1) In 1955, the most important reason for prefectural labor productivity differences was differences in TFP, followed by differences in capital-labor ratios and then by differences in labor quality. Differences in capital-labor ratios and TFP declined substantially between 1955 and 2008, leading to a dramatic reduction in prefectural labor productivity differences. On the other hand, depending on the period, prefectural differences in labor quality either did not contribute to the contraction in labor productivity differences or in fact worked in the direction of increasing such differences.

2) During the high-speed growth era from 1955-1970, the main factor underlying the decline in prefectural labor productivity differences was the decline in TFP differences. On the other hand, from 1970 onward, Japan experienced a strong decline in regional differences in inputs, so that the contribution of variation in inputs to variation in output steadily dropped after 1970.

3) Migration from poorer to richer prefectures and the decline in prefectural TFP differences from 1955 to 2008 consistently contributed to the decline in per capita gross prefectural product (GPP) differences, although the contribution of the decline in prefectural TFP differences to β-convergence--for the period as a whole--was more than twice as large as the contribution of migration. On the other hand, capital accumulation actually worked in the direction of increasing prefectural inequality in the period 1955-1970, but from 1970 onward, it consistently operated in the direction of reducing inequality.

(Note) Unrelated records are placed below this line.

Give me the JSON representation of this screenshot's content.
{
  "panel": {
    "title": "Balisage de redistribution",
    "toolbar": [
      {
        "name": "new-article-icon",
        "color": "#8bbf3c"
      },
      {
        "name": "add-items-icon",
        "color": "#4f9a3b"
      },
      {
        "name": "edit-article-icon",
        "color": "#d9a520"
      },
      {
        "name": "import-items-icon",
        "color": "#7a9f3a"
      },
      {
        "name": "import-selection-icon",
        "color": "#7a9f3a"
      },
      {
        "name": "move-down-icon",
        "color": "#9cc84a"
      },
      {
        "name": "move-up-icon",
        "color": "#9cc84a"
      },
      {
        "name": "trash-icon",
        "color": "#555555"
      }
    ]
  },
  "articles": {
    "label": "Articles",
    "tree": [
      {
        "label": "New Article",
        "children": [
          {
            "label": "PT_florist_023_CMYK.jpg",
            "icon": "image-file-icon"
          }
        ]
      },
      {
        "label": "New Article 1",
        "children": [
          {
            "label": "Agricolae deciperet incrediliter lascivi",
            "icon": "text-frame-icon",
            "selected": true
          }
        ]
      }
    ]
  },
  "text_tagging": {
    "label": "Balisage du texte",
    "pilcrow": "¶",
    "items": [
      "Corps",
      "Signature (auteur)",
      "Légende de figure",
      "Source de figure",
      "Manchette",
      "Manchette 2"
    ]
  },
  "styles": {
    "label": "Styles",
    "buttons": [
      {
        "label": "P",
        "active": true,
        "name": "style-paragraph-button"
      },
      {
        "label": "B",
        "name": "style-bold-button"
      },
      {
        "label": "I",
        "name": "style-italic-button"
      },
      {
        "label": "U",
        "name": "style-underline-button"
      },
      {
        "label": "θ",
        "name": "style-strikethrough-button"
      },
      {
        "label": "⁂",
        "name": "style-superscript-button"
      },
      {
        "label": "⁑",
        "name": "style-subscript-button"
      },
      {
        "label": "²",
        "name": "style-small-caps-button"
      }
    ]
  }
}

4) The accumulation of social capital, measured in relation to working hours, in post-war Japan, was concentrated in prefectures with lower per capita GPP. Given that the accumulation of social capital likely raises the efficiency of economic activity and hence has a positive effect on TFP, the emphasis on improving social infrastructure in poorer rural areas very likely contributed to the decline in prefectural TFP differences. Meanwhile, the expansion of firms with high labor productivity into rural areas and technology transfers to technologically lagging prefectures through intra-firm technology diffusion, as well as the growing agglomeration of industry in rural areas through the expansion of manufacturing in rural areas, also likely contributed greatly to the decrease in prefectural TFP differences.